OpenLambda: Uniquely designed for research purposes, OpenLambda is all about enabling the “exploration of new approaches to serverless computing.” Lacking some of the functionality of other open source projects, OpenLambda can still provide tremendous value to developers even outside a production context.
IronFunctions: An easy-to-use FaaS platform, IronFunctions is written in Go and requires a Docker login. Compatibility was clearly taken into account, and so cross integration with AWS Lambda is straightforward. Developers will appreciate the time IronFunctions frees up – and for free. Write in any language and run it anywhere.
Nuclio: Allows you to process thousands of HTTP requests a second, and is supposedly faster than some commercial and open source competitors. Nuclio can be used with Kubernetes or as an independent Docker container and features many native integrations.
Fn: Backed by Oracle and powered by the team responsible for IronFunctions, Fn is pursuing a “simple yet powerful” vision for open source serverless platforms. Written in Go and native to Docker, Fn allows you to import Lambda functions without being tied to a location. In this sense, it’s user-friendly for both developers and operators.
Kubeless: Another way to forget about infrastructure and focus on what you do best, Kubeless allows you to go completely portable while mirroring the functionality of AWS Lambda. As another open source serverless grounded in Kubernetes, it can be installed easily and run anywhere – plus it makes unique use of Custom Resource Definitions to create functions.
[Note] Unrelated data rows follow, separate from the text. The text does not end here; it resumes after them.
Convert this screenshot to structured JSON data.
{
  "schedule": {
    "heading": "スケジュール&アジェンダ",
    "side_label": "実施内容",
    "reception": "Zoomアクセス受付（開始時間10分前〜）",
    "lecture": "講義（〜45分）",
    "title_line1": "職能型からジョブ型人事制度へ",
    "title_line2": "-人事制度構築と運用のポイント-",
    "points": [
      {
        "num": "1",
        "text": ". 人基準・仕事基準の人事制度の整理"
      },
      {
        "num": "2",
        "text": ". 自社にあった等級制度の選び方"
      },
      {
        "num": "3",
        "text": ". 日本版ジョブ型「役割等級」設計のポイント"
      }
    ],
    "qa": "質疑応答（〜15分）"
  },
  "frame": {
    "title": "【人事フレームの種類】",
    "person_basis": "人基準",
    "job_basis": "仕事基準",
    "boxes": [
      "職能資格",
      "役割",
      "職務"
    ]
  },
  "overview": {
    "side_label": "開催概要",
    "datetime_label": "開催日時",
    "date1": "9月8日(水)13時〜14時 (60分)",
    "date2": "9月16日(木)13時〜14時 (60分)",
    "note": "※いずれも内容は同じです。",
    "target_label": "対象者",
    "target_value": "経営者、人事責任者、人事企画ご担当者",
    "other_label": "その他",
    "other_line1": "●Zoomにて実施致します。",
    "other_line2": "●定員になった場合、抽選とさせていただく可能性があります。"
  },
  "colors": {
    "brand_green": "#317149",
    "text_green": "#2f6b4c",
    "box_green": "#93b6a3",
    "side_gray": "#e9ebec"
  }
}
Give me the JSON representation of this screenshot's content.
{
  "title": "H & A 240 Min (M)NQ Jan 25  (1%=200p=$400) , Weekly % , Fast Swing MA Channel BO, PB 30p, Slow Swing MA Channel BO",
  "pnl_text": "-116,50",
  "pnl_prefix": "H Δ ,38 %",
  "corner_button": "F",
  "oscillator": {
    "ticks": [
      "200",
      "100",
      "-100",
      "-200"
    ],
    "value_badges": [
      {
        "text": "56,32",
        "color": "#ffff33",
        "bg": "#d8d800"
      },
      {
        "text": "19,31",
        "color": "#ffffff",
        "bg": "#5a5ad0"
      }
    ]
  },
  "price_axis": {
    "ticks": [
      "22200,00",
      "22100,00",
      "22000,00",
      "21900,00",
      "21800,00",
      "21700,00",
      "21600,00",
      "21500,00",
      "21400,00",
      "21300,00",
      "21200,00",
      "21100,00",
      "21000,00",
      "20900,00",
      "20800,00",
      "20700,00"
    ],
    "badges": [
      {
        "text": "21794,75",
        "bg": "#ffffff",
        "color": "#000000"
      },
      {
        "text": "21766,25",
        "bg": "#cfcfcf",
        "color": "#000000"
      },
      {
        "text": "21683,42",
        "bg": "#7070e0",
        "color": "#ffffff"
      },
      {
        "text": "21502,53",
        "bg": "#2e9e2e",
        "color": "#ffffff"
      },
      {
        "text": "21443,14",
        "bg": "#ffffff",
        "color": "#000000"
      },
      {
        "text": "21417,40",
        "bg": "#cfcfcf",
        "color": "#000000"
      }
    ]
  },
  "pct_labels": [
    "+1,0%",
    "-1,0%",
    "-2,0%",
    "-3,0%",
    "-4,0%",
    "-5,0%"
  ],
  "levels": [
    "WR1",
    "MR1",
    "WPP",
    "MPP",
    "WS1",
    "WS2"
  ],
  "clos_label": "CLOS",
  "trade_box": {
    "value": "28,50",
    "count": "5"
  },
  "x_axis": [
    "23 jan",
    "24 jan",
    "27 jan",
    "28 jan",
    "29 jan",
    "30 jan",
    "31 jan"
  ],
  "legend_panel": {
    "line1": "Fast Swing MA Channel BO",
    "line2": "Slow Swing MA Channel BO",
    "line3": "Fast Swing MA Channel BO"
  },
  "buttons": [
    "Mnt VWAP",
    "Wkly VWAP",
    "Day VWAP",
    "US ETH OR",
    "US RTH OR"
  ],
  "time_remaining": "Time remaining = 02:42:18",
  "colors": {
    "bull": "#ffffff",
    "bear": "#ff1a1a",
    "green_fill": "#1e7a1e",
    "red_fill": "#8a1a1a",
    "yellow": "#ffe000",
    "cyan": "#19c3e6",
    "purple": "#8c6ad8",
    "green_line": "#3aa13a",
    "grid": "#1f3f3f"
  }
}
A huge advantage of the open source ecosystem is how cooperation leads to advances at a mind-boggling rate. However, while developers try to keep an eye on security gaps, the reality is that costly holes in the application layer can be missed. Vandium, for example, is a lightweight open source solution to secure serverless functions against some application layer attacks.
Some risks are mitigated with patches when using open source platforms, but the priority, of course, is not to compromise between efficiency, performance, and security. Companies should regularly assess their security posture and apply security measures that are effective but do not hinder performance.